Meteor watching is more comfortable and enjoyable if viewers recline in a chair while facing the direction of the radiant constellation. And, if you are planning a Perseid Watching Party, the radiant rises in the northeast around 10 p.m. then reaches the zenith about 4 a.m. Also, don’t forget mosquito repellent!
From about 4 a.m. until dawn on the mornings of the 13th and 14th of August the waning crescent Moon appears near the direction of Venus.
Before dawn on the 15th, a narrow lunar crescent might be seen adjacent to Mercury. By the middle of August Venus rapidly moves into the Gemini and, as always, is a vivid sight.
The evening of Tuesday the 21st the waxing crescent Moon forms an attractive triangular pattern in Virgo with rusty Mars and yellowish, slightly brighter Saturn.
When the Moon has helped provide conclusive identification of various planets during the month keep watching and reviewing planet locations. You can then use these objects as references for identifying stars in their vicinity.
First Quarter Moon is Friday August 24, when it rises in the narrow span of Scorpius containing part of the ecliptic. By the time the Moon sets just before midnight, it will have moved on into Ophiuchus, sometimes called the “thirteenth constellation of the zodiac”.
During August evenings we continue to savor rich stellar fields in and around the summer Milky Way. With a good guide to stars and constellations in hand, a red filtered flashlight to read by, under dark skies distant from city lights, clear warm nights provide extensive celestial sights and memories that may last a lifetime.

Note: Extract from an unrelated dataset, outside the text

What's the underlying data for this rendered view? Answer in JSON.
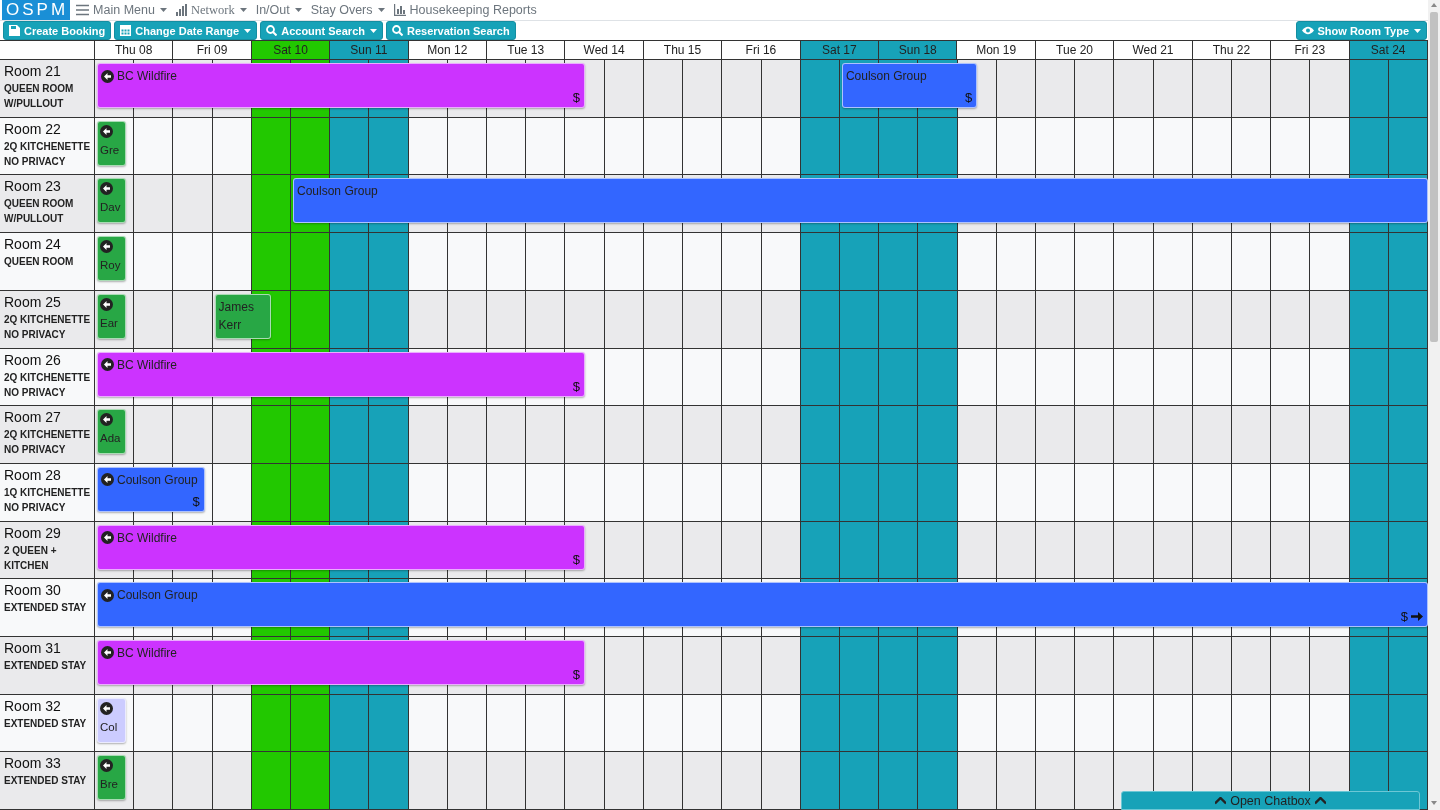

After tracing more obvious star patterns of the Summer Triangle and regions of Scorpius and Sagittarius near the center of the Milky Way Band, subtle groupings of fainter stars such as those in Delphinus, Sagitta, and Capricornus are lovely when seen under dark skies. If you have use of a telescope, summer evenings certainly provide many fine opportunities for enjoyment. Perhaps you have such an instrument packed away and seldom used. August is a fine time to take it out and start exploring the heavens. If it has been a while since your telescope has been out at night, try practicing with it during daylight lining up and looking at objects in your immediate neighborhood. In that way complications of setting up and aiming the telescope may be practiced with considerably more ease and success than trying to do so under dark skies. Even if you don’t have access to a telescope, binoculars and unaided eyes provide glorious visions of stars in dark skies.
If summer activities keep you up very late or you rise very early, by the middle of August the constellations Taurus, Orion, Auriga and Gemini, familiar sights during winter evenings, become increasingly apparent in the eastern pre-dawn sky. Their arrival provides celestial reminders that the next change of seasons is not too far off.